And yet, I know nothing about Norway. In fact, the most I know about this part of the world is through Stieg Larsson's Millenium Trilogy, and even then, the books are set in Sweden. Still the two countries are neighbors. As I've read the news reports and the descriptions of Oslo and Utoya, it felt familiar if only the way the cities were described; they reminded me of the stark yet otherwise peaceful cityscapes Larsson described in his books.
I have never been to Norway, but with the pictures I had seen on the news and Larsson's imagery of Stockholm and Hedeby Island it was easy to imagine in my mind's eye this Scandinavian city street or an island summer camp.
I didn't learn until almost 3pm today that 92 people had been killed between the bombing and shooting yesterday in Norway. When Larry told me this as we were eating lunch today, I literally felt sick to my stomach. Norway is one of those places like Canada or Finland or Greenland - shit like this just doesn't happen in these places.
And of course I think, "I'm glad I wasn't there when that happened."
What happened in Norway is another reminder to me of "right place/wrong time" - of this idea of chance.
Or fate, depending on how you look at it.
Tragedy happens; it strikes like a viper: indiscriminate, fast, and slithers away almost faster than we realize that we've even been bit.
We always think that Things Like This will always happen to Someone Somewhere Else.
Sometimes they do: New York, Afghanistan, Japan, Maryland, Norway.
Sometimes that Someone Else is us: premature ovarian failure.
But just like all those tragedies and moments that may happen miles and miles away from us, I am reminded to be grateful and thankful for this moment, and for where I am in my life. Not just geographically, but in a broader sense of being thankful for the privilege of being alive in this moment where I am.
That of everything else that might be going on in my life - whether it's a toothache or frustrations at work or living with infertility on a daily basis - my family is safe, my friends are okay, and I'm safe and loved.
And I am extremely humbled and grateful knowing that.

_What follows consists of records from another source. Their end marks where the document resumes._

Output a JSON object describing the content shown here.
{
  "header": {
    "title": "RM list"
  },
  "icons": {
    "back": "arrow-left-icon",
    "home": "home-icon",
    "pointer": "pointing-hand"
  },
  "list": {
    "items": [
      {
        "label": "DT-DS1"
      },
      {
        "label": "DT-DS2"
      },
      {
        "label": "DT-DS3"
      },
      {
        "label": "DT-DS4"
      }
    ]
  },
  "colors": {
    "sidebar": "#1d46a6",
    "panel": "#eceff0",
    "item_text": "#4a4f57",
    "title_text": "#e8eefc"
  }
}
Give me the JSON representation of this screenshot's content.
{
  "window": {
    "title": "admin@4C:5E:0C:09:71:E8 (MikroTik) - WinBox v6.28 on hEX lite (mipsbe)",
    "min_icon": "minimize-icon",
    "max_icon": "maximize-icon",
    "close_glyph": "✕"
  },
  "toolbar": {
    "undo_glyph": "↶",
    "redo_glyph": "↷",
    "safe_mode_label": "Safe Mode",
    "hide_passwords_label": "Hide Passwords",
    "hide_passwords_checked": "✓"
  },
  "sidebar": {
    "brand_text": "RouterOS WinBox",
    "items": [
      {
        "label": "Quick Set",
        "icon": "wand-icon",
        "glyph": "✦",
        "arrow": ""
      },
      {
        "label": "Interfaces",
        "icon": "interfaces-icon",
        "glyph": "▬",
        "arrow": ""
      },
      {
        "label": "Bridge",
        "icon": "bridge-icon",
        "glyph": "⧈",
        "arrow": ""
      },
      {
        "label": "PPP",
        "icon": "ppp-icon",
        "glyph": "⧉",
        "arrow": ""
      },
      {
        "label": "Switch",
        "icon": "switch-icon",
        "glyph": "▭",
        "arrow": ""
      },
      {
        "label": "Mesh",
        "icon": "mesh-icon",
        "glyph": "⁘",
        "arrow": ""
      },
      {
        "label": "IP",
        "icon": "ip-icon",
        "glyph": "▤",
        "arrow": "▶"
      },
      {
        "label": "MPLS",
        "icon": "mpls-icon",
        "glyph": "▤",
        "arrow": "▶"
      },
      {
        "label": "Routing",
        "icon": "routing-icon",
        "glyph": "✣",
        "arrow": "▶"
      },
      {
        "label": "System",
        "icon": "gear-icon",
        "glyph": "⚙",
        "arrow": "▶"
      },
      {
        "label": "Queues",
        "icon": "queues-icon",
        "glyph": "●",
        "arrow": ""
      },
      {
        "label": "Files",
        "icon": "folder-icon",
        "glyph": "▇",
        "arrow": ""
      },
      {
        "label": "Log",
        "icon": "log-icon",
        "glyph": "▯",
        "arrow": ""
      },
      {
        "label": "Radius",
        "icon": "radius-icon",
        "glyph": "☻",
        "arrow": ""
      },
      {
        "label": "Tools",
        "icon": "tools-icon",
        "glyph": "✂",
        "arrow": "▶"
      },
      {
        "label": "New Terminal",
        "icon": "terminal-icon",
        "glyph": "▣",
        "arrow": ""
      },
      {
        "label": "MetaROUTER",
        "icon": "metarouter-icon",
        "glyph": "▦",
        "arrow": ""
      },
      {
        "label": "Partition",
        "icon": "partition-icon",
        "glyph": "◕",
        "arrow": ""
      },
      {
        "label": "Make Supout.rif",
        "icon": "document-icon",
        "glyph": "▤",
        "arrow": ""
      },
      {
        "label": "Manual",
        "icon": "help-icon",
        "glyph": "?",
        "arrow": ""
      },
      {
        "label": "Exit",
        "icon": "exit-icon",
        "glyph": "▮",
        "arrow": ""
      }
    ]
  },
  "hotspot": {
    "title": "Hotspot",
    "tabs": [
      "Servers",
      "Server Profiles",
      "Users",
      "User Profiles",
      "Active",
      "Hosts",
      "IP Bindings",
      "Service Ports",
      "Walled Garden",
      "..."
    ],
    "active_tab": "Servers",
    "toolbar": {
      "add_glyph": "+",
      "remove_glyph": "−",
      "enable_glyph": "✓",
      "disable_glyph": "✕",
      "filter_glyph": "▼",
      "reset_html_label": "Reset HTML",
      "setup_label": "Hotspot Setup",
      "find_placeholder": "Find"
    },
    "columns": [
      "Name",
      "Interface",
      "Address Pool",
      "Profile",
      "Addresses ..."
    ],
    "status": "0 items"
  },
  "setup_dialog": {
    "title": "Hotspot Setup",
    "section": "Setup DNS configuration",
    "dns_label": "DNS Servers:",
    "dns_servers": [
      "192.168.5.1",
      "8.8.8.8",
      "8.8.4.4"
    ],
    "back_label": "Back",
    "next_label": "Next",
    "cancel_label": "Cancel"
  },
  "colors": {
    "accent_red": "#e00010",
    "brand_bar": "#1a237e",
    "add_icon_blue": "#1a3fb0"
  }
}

I should be thankful and grateful for this everyday, and it's truly sad that it takes tragedies like this to give me pause to remind myself of this gratitude.
That no matter what's happening in the world, no matter what's happening in my life: I should always be thankful for the privilege of being alive right now. But I guess it's when such a senseless loss of life happens that I become more cognizant of this sentiment.
Thoughts and prayers for the people of Norway tonight.